Collectibility and the Burden of Proof

I am currently defending a legal malpractice case for a friend of mine and have insisted that the plaintiff prove that amount of damages that would have been collectible in the underlying tort case.  I have a hearing on this issue coming up shortly; the trial is this Winter.

I think the burden of proving collectibility should be on the plaintiff because it should be deemed part of the causation argument.  More specifically, the plaintiff has to prove damages by reason of the alleged malpractice of the lawyer.   (The lawyer failed to have process re-issued in a timely fashion, and the case was dismissed with prejudice).  That means plaintiff must prove that what damages, if any, he would have been able to collect in the underlying tort action against the original defendant.  The plaintiff should not be able to collect more damages from the lawyer defendant that he would have been able to collect against the original defendant.  What the plaintiff lost was the right to proceed to trial against the original defendant, and therefore what he should be able to collect from the lawyer is what he could have collected from the original defendant. 

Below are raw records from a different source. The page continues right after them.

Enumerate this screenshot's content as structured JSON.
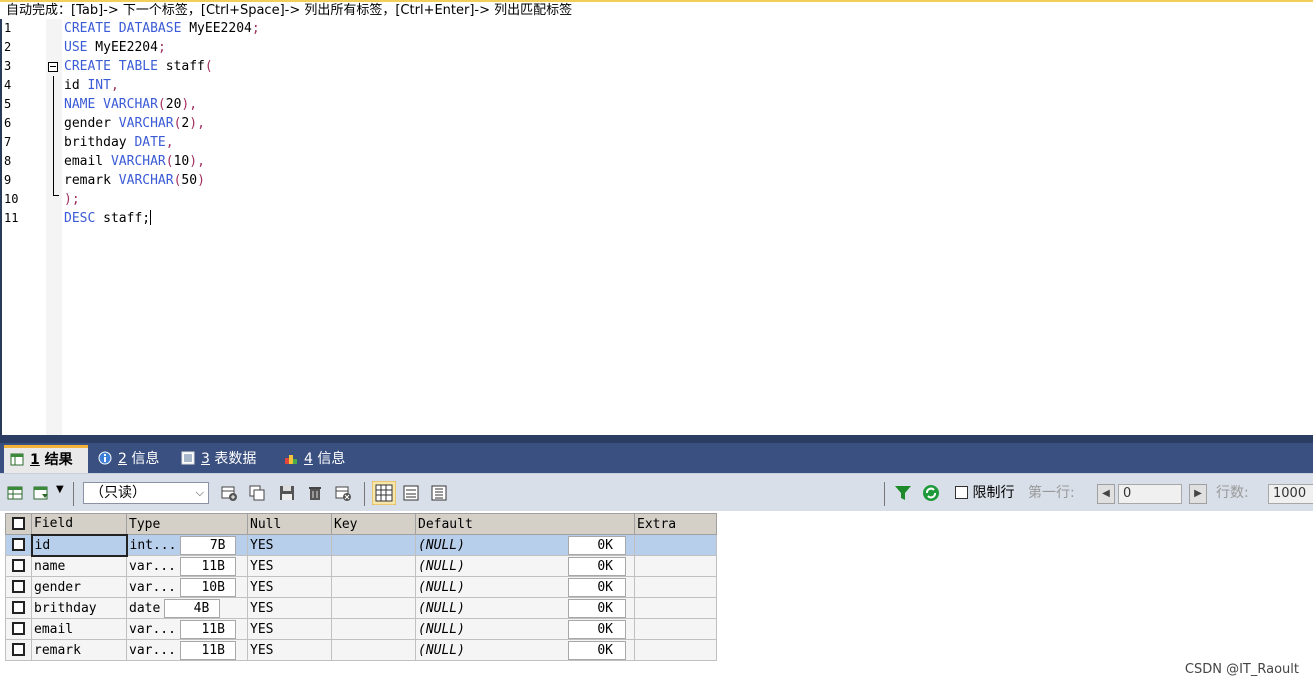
{
  "hint": "自动完成：[Tab]-> 下一个标签，[Ctrl+Space]-> 列出所有标签，[Ctrl+Enter]-> 列出匹配标签",
  "editor": {
    "line_numbers": [
      "1",
      "2",
      "3",
      "4",
      "5",
      "6",
      "7",
      "8",
      "9",
      "10",
      "11"
    ],
    "lines": [
      [
        {
          "t": "CREATE DATABASE",
          "c": "kw"
        },
        {
          "t": " MyEE2204",
          "c": ""
        },
        {
          "t": ";",
          "c": "pun"
        }
      ],
      [
        {
          "t": "USE",
          "c": "kw"
        },
        {
          "t": " MyEE2204",
          "c": ""
        },
        {
          "t": ";",
          "c": "pun"
        }
      ],
      [
        {
          "t": "CREATE TABLE",
          "c": "kw"
        },
        {
          "t": " staff",
          "c": ""
        },
        {
          "t": "(",
          "c": "pun"
        }
      ],
      [
        {
          "t": "id ",
          "c": ""
        },
        {
          "t": "INT",
          "c": "kw"
        },
        {
          "t": ",",
          "c": "pun"
        }
      ],
      [
        {
          "t": "NAME VARCHAR",
          "c": "kw"
        },
        {
          "t": "(",
          "c": "pun"
        },
        {
          "t": "20",
          "c": ""
        },
        {
          "t": "),",
          "c": "pun"
        }
      ],
      [
        {
          "t": "gender ",
          "c": ""
        },
        {
          "t": "VARCHAR",
          "c": "kw"
        },
        {
          "t": "(",
          "c": "pun"
        },
        {
          "t": "2",
          "c": ""
        },
        {
          "t": "),",
          "c": "pun"
        }
      ],
      [
        {
          "t": "brithday ",
          "c": ""
        },
        {
          "t": "DATE",
          "c": "kw"
        },
        {
          "t": ",",
          "c": "pun"
        }
      ],
      [
        {
          "t": "email ",
          "c": ""
        },
        {
          "t": "VARCHAR",
          "c": "kw"
        },
        {
          "t": "(",
          "c": "pun"
        },
        {
          "t": "10",
          "c": ""
        },
        {
          "t": "),",
          "c": "pun"
        }
      ],
      [
        {
          "t": "remark ",
          "c": ""
        },
        {
          "t": "VARCHAR",
          "c": "kw"
        },
        {
          "t": "(",
          "c": "pun"
        },
        {
          "t": "50",
          "c": ""
        },
        {
          "t": ")",
          "c": "pun"
        }
      ],
      [
        {
          "t": ");",
          "c": "pun"
        }
      ],
      [
        {
          "t": "DESC",
          "c": "kw"
        },
        {
          "t": " staff;",
          "c": ""
        }
      ]
    ]
  },
  "tabs": [
    {
      "num": "1",
      "label": "结果",
      "icon": "result-table-icon"
    },
    {
      "num": "2",
      "label": "信息",
      "icon": "info-icon"
    },
    {
      "num": "3",
      "label": "表数据",
      "icon": "table-data-icon"
    },
    {
      "num": "4",
      "label": "信息",
      "icon": "info-chart-icon"
    }
  ],
  "toolbar": {
    "mode_select": "（只读）",
    "limit_label": "限制行",
    "first_row_label": "第一行:",
    "first_row_value": "0",
    "row_count_label": "行数:",
    "row_count_value": "1000"
  },
  "grid": {
    "columns": [
      "Field",
      "Type",
      "Null",
      "Key",
      "Default",
      "Extra"
    ],
    "rows": [
      {
        "field": "id",
        "type": "int...",
        "size": "7B",
        "null": "YES",
        "key": "",
        "default": "(NULL)",
        "dsize": "0K",
        "extra": ""
      },
      {
        "field": "name",
        "type": "var...",
        "size": "11B",
        "null": "YES",
        "key": "",
        "default": "(NULL)",
        "dsize": "0K",
        "extra": ""
      },
      {
        "field": "gender",
        "type": "var...",
        "size": "10B",
        "null": "YES",
        "key": "",
        "default": "(NULL)",
        "dsize": "0K",
        "extra": ""
      },
      {
        "field": "brithday",
        "type": "date",
        "size": "4B",
        "null": "YES",
        "key": "",
        "default": "(NULL)",
        "dsize": "0K",
        "extra": ""
      },
      {
        "field": "email",
        "type": "var...",
        "size": "11B",
        "null": "YES",
        "key": "",
        "default": "(NULL)",
        "dsize": "0K",
        "extra": ""
      },
      {
        "field": "remark",
        "type": "var...",
        "size": "11B",
        "null": "YES",
        "key": "",
        "default": "(NULL)",
        "dsize": "0K",
        "extra": ""
      }
    ]
  },
  "watermark": "CSDN @IT_Raoult",
  "colors": {
    "keyword": "#3b5bd6",
    "punct": "#a03060",
    "tab_bar": "#3a5080",
    "selected_row": "#b7cfeb"
  }
}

Illinois Legal Malpractice Blog has a post that highlights a recent case taking the opposite view but goes on to cite cases that set forth the majority (and better reasoned) view.

There is one, unreported opinion from a Tennessee appellate court that discusses the issue and, in dicta, it says the collectibility is a non-issue.  In other words, if this case is given any weight, a plaintiff in a legal malpractice case can collect more against the lawyer defendant than he or she ever could have collected against the original tortfeasor.  That is simply ridiculous.